Eyeo GmbH, the company that makes the popular Adblock Plus software, will today start selling the very thing many of its users hate—advertisements. Today, the company is launching a self-service platform to sell "pre-whitelisted" ads that meet its "acceptable ads" criteria. The new system will let online publishers drag and drop advertisements that meet Eyeo's expectations for size and labeling.
"The Acceptable Ads Platform helps publishers who want to show an alternative, nonintrusive ad experience to users with ad blockers by providing them with a tool that lets them implement Acceptable Ads themselves,” said Till Faida, co-founder of Adblock Plus.
Publishers who place the ads will do so knowing that they won't be blocked by most of the 100 million Adblock Plus users. The software extension's default setting allows for "acceptable ads" to be shown, and more than 90 percent of its users don't change that default setting.

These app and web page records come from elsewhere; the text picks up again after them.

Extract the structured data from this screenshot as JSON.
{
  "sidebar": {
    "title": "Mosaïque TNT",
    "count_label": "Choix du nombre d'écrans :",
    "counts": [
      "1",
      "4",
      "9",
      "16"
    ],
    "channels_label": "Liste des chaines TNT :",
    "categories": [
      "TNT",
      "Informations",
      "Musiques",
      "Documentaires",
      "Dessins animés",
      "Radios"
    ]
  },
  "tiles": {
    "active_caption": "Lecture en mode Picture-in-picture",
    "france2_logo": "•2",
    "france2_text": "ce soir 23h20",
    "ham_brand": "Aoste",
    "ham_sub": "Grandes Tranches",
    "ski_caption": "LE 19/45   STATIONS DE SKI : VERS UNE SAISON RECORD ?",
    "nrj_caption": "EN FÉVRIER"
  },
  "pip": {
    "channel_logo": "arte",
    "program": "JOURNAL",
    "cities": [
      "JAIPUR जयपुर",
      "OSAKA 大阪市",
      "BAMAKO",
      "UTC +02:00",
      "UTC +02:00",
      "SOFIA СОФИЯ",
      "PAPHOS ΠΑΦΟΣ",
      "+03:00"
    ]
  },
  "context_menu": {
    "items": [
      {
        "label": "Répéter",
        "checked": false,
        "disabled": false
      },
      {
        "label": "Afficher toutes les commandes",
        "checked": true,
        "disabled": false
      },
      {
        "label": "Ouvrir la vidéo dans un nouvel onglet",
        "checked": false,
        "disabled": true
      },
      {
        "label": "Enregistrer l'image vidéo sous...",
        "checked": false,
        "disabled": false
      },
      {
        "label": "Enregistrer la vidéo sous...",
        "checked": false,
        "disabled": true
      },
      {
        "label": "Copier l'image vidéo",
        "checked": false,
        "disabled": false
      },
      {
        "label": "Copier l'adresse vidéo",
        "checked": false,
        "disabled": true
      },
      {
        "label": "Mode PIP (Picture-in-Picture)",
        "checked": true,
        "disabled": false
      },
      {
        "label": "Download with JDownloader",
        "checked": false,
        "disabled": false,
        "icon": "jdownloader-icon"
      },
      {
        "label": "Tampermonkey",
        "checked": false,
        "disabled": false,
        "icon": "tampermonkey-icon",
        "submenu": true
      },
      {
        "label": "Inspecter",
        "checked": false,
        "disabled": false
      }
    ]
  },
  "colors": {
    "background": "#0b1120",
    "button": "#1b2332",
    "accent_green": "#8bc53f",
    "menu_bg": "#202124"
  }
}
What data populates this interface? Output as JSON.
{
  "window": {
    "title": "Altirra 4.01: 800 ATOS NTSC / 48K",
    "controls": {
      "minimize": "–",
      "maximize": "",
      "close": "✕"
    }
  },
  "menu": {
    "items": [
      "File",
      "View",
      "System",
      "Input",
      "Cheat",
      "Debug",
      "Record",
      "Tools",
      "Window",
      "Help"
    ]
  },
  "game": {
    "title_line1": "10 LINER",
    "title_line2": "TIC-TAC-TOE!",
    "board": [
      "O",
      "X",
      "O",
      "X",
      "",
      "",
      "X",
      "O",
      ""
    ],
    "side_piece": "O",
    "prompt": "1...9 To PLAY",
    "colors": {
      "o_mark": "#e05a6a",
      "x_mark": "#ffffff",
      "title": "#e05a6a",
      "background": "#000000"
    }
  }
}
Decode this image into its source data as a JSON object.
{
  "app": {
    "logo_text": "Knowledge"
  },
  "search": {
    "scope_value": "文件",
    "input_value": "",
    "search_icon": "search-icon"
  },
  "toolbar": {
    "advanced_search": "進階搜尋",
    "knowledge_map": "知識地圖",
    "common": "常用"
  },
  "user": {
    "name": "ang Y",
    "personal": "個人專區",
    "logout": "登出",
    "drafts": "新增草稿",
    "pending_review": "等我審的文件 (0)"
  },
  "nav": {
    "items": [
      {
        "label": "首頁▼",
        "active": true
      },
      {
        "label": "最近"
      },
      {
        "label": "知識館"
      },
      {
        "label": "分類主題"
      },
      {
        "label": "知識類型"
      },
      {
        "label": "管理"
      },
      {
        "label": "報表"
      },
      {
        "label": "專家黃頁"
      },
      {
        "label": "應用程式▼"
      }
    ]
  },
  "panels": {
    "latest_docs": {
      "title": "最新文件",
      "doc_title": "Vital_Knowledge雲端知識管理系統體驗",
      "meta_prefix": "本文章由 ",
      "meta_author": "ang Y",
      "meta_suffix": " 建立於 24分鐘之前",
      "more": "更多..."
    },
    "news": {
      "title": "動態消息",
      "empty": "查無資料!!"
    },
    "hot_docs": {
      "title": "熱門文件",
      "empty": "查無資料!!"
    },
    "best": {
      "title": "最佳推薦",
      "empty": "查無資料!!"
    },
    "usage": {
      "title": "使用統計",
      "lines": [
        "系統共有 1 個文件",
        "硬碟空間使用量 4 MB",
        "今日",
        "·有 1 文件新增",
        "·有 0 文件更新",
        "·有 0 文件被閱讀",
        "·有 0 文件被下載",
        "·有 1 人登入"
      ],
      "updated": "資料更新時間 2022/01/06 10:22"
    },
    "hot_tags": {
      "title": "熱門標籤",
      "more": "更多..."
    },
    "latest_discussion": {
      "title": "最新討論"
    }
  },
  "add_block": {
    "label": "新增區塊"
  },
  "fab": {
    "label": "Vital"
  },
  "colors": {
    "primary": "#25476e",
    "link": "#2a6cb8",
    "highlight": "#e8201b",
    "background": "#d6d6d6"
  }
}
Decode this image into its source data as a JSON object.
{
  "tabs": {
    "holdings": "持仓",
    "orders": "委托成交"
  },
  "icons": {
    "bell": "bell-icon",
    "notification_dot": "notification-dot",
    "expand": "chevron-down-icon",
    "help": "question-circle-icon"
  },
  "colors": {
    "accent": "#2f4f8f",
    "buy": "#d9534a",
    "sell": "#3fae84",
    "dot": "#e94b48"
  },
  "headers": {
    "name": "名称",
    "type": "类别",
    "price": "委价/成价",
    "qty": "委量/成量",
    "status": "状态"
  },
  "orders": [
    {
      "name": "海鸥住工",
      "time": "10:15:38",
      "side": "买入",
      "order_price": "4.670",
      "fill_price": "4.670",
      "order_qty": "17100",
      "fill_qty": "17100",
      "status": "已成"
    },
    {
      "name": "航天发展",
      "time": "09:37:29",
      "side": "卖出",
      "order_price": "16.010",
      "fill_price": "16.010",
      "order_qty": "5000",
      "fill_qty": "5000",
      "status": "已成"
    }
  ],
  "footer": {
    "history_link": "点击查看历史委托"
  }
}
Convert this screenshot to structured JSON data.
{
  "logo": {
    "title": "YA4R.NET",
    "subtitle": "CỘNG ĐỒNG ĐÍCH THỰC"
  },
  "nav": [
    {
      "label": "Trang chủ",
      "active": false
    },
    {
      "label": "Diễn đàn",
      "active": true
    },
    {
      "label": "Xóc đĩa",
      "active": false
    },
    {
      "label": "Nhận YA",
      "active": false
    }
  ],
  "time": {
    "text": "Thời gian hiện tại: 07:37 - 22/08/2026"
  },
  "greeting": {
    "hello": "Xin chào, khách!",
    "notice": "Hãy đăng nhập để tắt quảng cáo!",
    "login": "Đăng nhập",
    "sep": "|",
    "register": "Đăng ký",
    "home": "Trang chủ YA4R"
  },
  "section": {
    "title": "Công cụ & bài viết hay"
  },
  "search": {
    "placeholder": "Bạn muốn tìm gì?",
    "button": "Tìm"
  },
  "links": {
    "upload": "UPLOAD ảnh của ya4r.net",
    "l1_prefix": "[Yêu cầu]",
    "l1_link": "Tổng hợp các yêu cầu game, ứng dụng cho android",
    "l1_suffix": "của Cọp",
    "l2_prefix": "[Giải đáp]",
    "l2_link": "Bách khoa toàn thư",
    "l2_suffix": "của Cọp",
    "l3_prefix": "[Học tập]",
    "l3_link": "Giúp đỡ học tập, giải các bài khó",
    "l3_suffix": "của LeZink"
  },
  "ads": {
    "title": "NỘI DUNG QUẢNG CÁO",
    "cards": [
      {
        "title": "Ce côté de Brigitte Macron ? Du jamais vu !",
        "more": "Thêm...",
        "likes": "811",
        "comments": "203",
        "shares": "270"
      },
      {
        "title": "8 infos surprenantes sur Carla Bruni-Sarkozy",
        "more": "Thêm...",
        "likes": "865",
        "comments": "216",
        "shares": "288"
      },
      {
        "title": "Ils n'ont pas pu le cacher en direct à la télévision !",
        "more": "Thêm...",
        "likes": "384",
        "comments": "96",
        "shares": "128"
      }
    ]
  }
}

Eyeo started its "acceptable ads" program in 2011. With the new platform, it hopes to automate and scale up a process that until now has been a cumbersome negotiation. What once could take weeks, the company boasts in today's statement, now "takes only seconds."
As technology embraces the digital, abandoning the crude and primitive notion of "physical existence" entirely, the idea that you actually own the media you buy is vanishing faster than that goddamn Walkman you swore was in the closet. And it's more than inconvenient for consumers; it may be apocalyptic for our society.
If you tried to purchase an Adobe product recently, you're already aware of this trend. As of 2013, you can no longer buy programs such as Photoshop, Flash, or Dreamweaver. You can only "subscribe" to them for a monthly fee. Yes, now you have the privilege of paying for your software forever. Isn't the future wonderful?